**ASSIGNMENT**
Each record here should be printed again exactly; please leave its pictures out.

**DATA TO PROCESS**
★ ★ ★

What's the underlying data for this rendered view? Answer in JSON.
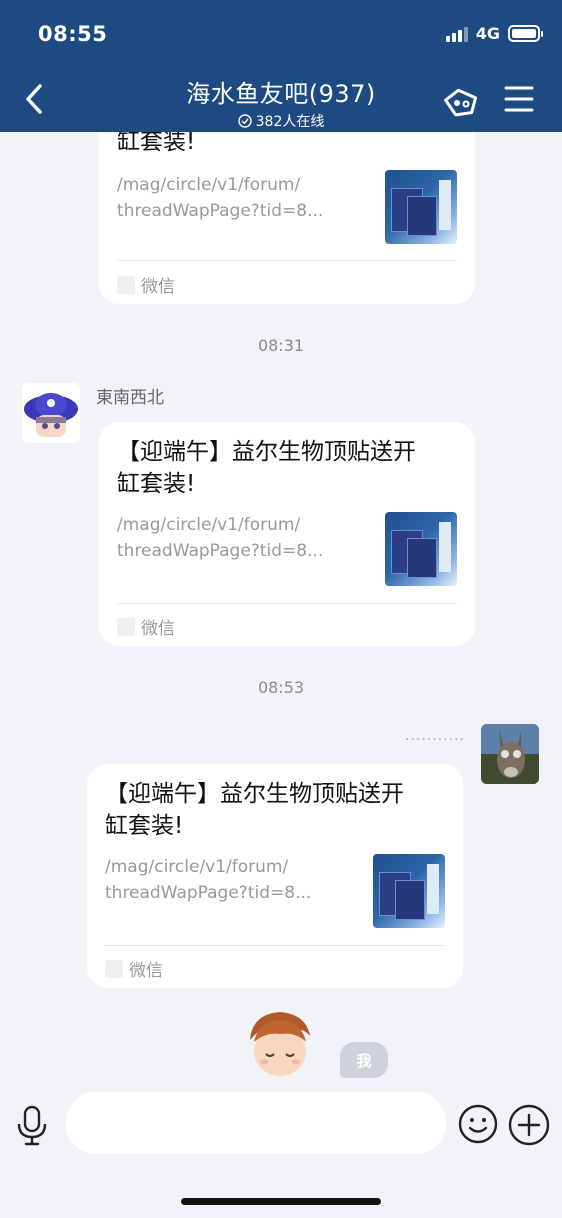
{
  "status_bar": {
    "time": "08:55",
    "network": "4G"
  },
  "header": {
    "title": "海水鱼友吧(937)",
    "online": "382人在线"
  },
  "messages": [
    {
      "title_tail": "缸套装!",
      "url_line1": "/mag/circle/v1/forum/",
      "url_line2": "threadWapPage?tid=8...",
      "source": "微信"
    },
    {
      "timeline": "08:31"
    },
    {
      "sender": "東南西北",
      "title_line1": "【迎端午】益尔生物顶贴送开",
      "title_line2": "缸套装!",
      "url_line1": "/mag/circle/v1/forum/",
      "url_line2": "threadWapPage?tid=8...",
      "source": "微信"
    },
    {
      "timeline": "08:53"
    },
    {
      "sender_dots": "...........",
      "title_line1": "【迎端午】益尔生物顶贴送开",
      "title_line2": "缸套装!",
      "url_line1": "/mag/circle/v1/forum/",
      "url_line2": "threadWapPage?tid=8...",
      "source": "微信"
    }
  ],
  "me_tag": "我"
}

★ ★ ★

**SOLUTION FOR THIS PROBLEM**
What's the underlying data for this rendered view? Answer in JSON.
{
  "status_bar": {
    "time": "08:55",
    "network": "4G"
  },
  "header": {
    "title": "海水鱼友吧(937)",
    "online": "382人在线"
  },
  "messages": [
    {
      "title_tail": "缸套装!",
      "url_line1": "/mag/circle/v1/forum/",
      "url_line2": "threadWapPage?tid=8...",
      "source": "微信"
    },
    {
      "timeline": "08:31"
    },
    {
      "sender": "東南西北",
      "title_line1": "【迎端午】益尔生物顶贴送开",
      "title_line2": "缸套装!",
      "url_line1": "/mag/circle/v1/forum/",
      "url_line2": "threadWapPage?tid=8...",
      "source": "微信"
    },
    {
      "timeline": "08:53"
    },
    {
      "sender_dots": "...........",
      "title_line1": "【迎端午】益尔生物顶贴送开",
      "title_line2": "缸套装!",
      "url_line1": "/mag/circle/v1/forum/",
      "url_line2": "threadWapPage?tid=8...",
      "source": "微信"
    }
  ],
  "me_tag": "我"
}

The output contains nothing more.